— TASK DIRECTIONS —
Only an exact copy is wanted: the lines from the one holding "Extract the structured" through the last line below, minus the pictures.

— App and web page records —

········

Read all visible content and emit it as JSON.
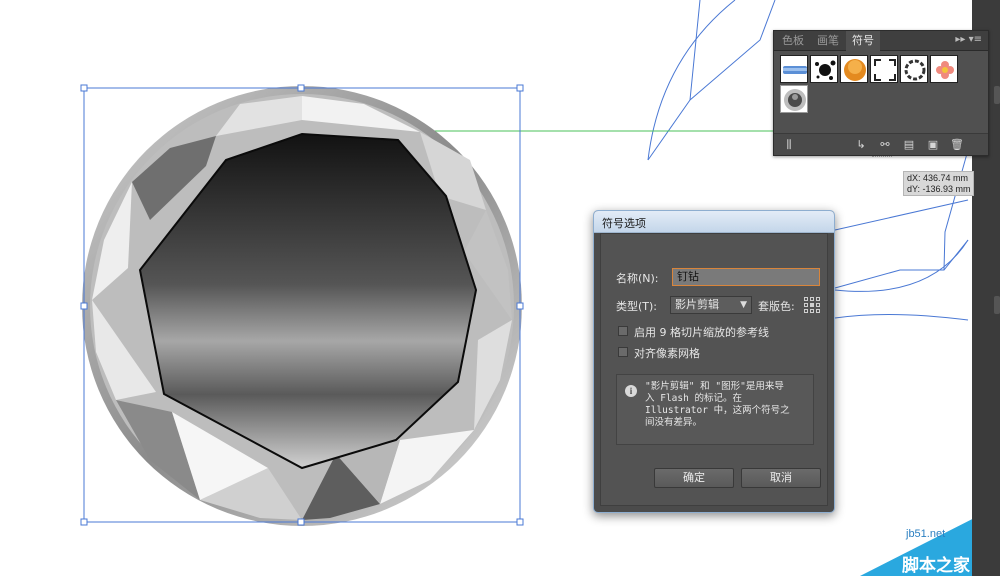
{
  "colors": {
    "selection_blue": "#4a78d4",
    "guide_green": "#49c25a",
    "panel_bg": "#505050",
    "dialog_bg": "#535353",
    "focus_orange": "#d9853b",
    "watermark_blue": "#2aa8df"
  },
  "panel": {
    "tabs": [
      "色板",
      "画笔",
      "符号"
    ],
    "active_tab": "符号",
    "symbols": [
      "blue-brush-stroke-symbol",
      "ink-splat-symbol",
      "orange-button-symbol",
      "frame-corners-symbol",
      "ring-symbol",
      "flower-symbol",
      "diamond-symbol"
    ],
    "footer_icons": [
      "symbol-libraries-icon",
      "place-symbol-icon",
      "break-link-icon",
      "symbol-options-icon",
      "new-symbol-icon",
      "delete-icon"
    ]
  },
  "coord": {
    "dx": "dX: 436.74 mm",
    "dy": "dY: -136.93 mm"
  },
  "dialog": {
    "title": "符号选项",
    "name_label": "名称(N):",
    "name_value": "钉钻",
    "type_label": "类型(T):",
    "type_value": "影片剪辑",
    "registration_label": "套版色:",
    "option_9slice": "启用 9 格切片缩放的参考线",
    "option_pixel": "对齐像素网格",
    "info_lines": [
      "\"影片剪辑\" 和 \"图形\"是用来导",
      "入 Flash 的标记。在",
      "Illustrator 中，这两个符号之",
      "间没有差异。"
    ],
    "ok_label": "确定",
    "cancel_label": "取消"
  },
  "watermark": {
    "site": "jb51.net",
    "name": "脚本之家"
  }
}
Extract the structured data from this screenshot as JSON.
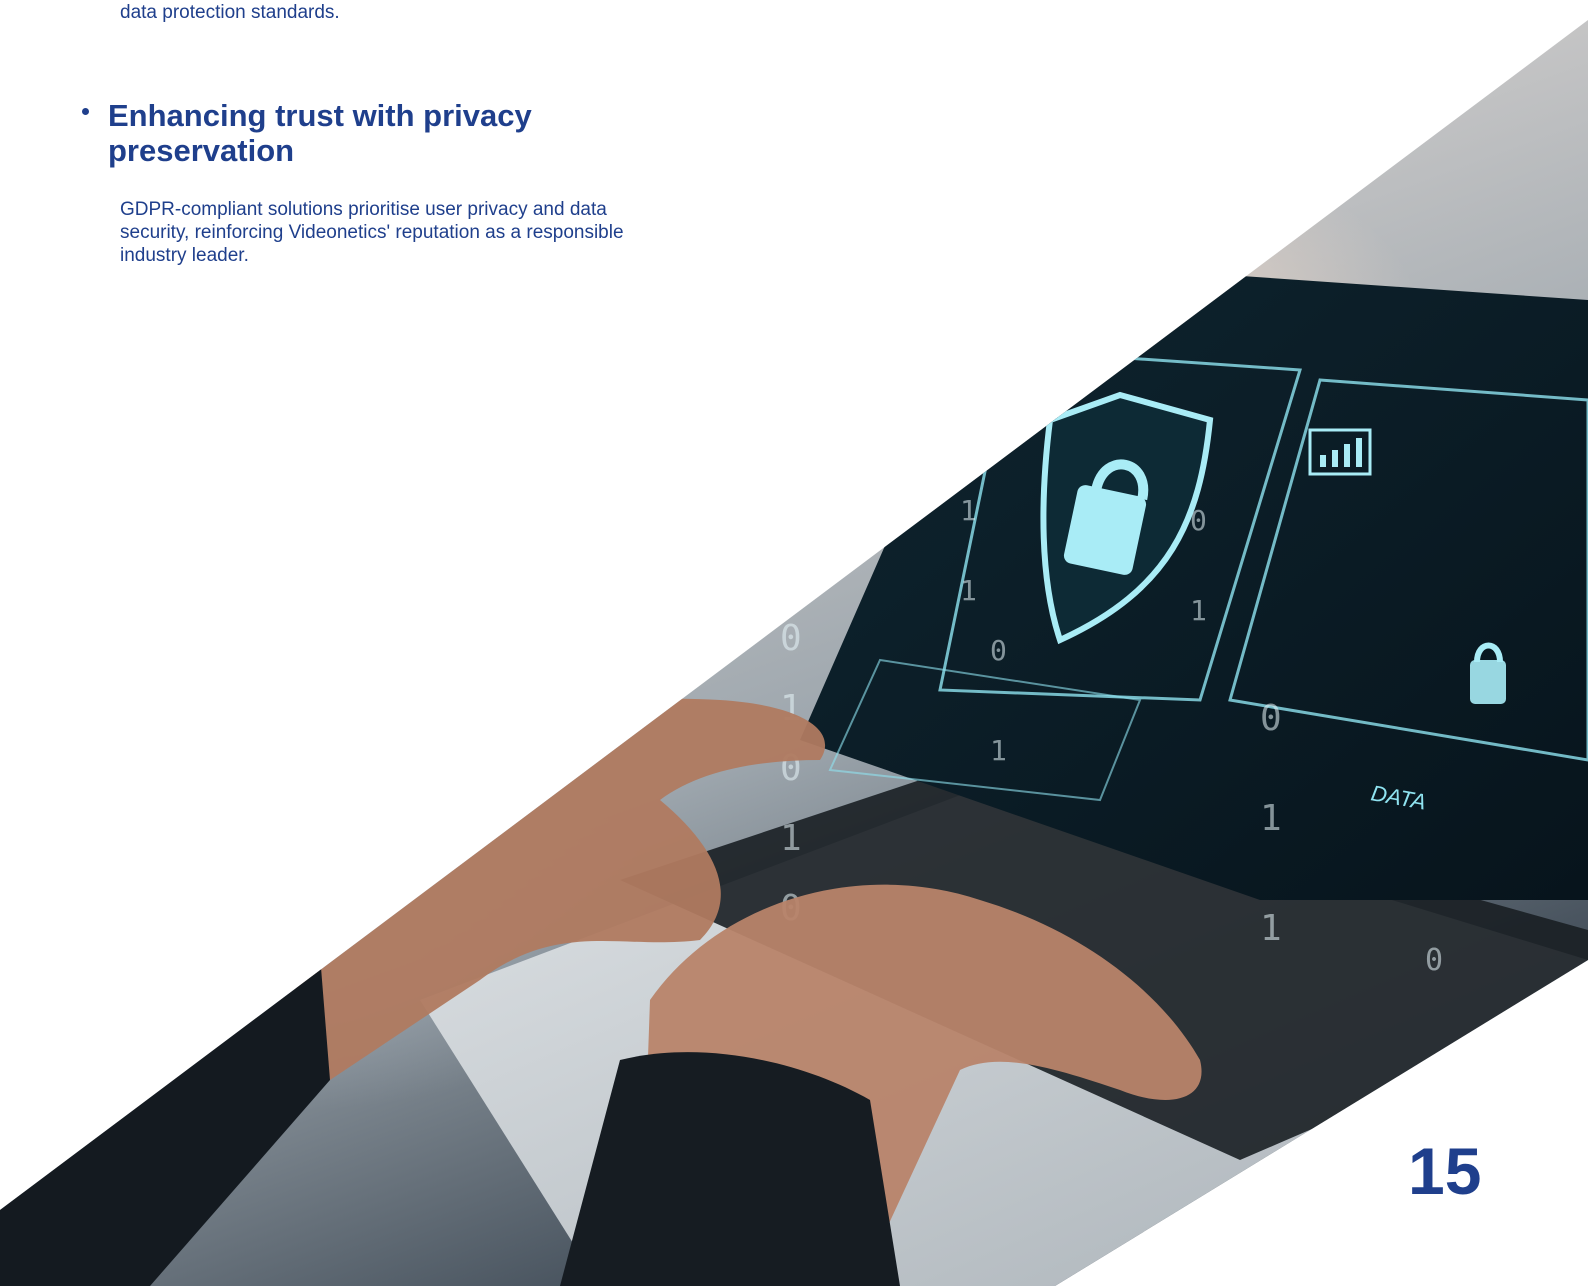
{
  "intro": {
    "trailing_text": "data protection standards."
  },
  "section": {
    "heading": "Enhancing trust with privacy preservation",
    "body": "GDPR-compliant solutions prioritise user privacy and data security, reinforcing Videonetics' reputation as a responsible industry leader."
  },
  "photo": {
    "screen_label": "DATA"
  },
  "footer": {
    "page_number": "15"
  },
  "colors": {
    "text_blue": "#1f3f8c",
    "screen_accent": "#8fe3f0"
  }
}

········

— SOLVED PROBLEM —
Extract the structured data from this screenshot as JSON.
{
  "intro": {
    "trailing_text": "data protection standards."
  },
  "section": {
    "heading": "Enhancing trust with privacy preservation",
    "body": "GDPR-compliant solutions prioritise user privacy and data security, reinforcing Videonetics' reputation as a responsible industry leader."
  },
  "photo": {
    "screen_label": "DATA"
  },
  "footer": {
    "page_number": "15"
  },
  "colors": {
    "text_blue": "#1f3f8c",
    "screen_accent": "#8fe3f0"
  }
}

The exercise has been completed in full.